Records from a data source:
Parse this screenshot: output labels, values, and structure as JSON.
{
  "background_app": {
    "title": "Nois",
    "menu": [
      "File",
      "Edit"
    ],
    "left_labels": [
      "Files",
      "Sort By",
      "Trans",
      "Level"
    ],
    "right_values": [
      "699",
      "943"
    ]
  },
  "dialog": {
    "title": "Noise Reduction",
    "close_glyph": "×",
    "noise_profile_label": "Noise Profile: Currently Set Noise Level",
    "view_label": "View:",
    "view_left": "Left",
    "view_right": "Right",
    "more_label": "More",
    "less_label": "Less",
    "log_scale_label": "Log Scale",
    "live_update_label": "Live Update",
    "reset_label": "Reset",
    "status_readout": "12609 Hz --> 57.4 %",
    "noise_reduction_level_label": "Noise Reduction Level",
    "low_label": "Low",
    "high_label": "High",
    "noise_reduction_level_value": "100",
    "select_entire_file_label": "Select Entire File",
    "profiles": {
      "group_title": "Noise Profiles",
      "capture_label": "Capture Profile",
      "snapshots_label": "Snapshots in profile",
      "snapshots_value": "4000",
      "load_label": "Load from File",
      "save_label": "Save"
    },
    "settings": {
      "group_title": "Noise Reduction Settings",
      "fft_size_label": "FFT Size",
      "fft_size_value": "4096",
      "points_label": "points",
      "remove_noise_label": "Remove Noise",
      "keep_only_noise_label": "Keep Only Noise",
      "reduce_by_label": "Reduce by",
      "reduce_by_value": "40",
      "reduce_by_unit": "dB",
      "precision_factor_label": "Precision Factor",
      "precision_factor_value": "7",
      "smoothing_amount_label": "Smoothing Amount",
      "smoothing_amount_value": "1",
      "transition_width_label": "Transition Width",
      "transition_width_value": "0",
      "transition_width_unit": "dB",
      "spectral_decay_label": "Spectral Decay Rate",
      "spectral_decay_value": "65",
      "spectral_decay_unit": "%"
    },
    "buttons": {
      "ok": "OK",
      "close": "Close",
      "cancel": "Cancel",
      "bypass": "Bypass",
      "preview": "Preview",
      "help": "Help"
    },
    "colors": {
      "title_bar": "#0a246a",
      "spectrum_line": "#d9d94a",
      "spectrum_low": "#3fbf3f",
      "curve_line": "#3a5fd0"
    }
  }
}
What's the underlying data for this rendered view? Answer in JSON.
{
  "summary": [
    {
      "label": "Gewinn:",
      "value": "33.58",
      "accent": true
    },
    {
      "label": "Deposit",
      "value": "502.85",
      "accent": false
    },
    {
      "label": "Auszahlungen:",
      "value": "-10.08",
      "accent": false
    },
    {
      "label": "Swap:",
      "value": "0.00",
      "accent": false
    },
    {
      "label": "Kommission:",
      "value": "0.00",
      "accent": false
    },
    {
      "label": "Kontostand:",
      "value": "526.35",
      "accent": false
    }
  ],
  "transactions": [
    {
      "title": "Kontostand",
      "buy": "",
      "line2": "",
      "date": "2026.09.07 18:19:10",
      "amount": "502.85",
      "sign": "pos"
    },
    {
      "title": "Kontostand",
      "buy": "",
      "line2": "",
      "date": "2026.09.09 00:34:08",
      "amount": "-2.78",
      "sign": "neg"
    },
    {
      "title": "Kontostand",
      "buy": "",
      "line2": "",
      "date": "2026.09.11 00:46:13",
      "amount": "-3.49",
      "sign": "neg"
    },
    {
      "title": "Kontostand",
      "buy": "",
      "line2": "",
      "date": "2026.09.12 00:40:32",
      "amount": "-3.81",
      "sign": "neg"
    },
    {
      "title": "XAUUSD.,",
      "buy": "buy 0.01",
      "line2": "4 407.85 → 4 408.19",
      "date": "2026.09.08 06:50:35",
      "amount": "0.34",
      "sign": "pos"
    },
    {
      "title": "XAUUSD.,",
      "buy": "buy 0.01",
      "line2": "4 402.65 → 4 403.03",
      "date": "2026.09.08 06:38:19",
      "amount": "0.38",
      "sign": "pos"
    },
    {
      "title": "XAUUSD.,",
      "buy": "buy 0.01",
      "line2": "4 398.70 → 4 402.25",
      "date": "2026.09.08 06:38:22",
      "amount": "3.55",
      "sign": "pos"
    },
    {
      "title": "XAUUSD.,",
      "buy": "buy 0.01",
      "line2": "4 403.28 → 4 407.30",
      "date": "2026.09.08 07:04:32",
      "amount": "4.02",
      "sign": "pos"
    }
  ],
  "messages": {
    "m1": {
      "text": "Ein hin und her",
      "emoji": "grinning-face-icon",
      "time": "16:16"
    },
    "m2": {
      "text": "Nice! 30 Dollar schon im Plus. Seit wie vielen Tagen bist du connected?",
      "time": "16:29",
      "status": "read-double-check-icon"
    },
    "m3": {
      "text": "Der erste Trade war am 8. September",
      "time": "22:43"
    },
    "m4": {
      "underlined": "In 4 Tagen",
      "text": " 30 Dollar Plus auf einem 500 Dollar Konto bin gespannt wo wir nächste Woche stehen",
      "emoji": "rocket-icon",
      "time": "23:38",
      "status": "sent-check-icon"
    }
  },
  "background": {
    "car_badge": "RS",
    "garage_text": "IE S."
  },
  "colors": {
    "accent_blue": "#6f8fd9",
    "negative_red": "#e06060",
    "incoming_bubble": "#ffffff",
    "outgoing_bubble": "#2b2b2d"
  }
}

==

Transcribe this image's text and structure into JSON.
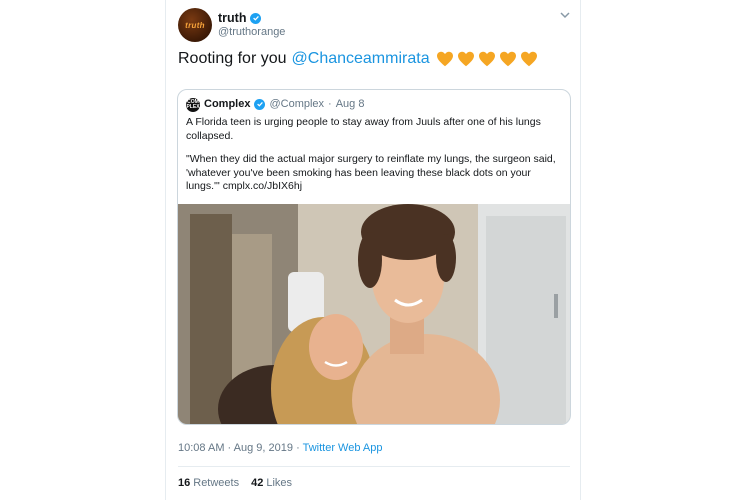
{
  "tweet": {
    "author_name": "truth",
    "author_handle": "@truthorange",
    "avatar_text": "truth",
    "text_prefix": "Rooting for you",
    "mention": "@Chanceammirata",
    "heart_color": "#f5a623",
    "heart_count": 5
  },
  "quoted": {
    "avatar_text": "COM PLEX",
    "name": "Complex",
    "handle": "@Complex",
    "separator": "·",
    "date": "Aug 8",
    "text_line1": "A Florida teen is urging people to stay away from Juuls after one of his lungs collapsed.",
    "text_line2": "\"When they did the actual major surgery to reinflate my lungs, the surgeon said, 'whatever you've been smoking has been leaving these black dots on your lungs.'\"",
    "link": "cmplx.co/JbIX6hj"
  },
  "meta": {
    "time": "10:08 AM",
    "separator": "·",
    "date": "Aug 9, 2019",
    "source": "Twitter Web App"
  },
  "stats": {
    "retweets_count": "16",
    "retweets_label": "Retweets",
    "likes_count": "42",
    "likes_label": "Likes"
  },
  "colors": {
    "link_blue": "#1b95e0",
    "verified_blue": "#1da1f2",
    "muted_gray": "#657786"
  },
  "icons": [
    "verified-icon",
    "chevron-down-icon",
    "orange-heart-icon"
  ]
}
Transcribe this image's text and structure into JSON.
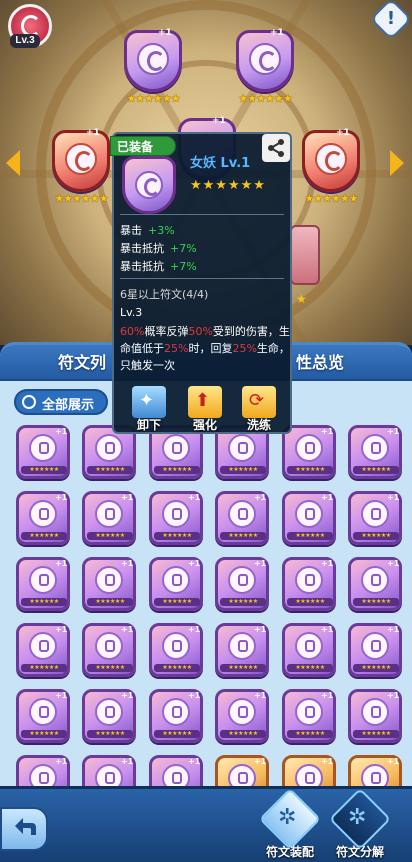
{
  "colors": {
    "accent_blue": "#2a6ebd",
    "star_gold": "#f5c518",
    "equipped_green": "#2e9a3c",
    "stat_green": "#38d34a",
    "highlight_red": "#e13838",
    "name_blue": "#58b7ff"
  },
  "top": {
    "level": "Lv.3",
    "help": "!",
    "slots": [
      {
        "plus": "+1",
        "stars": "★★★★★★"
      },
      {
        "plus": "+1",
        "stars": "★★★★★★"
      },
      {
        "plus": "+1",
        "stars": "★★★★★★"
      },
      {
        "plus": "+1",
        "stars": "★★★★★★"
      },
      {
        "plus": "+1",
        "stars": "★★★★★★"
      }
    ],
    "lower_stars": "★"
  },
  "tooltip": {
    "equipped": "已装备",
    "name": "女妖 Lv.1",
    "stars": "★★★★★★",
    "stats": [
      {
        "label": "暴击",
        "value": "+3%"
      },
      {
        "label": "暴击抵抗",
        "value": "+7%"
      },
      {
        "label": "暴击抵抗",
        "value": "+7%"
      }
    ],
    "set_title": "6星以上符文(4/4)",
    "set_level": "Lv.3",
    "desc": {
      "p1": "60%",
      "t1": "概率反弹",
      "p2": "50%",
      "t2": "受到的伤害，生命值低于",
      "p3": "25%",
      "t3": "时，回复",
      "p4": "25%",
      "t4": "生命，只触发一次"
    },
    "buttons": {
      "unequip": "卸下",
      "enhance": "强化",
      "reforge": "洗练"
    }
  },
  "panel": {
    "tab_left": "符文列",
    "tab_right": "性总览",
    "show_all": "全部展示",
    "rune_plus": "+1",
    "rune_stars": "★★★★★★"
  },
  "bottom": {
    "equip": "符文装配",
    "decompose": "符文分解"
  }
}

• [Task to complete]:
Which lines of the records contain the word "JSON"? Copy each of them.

• [Answer space]:
Parse this screenshot: output labels, values, and structure as JSON.
What's the underlying data for this rendered view? Answer in JSON.
Transcribe this image's text and structure into JSON.
Transcribe this image's text and structure into JSON.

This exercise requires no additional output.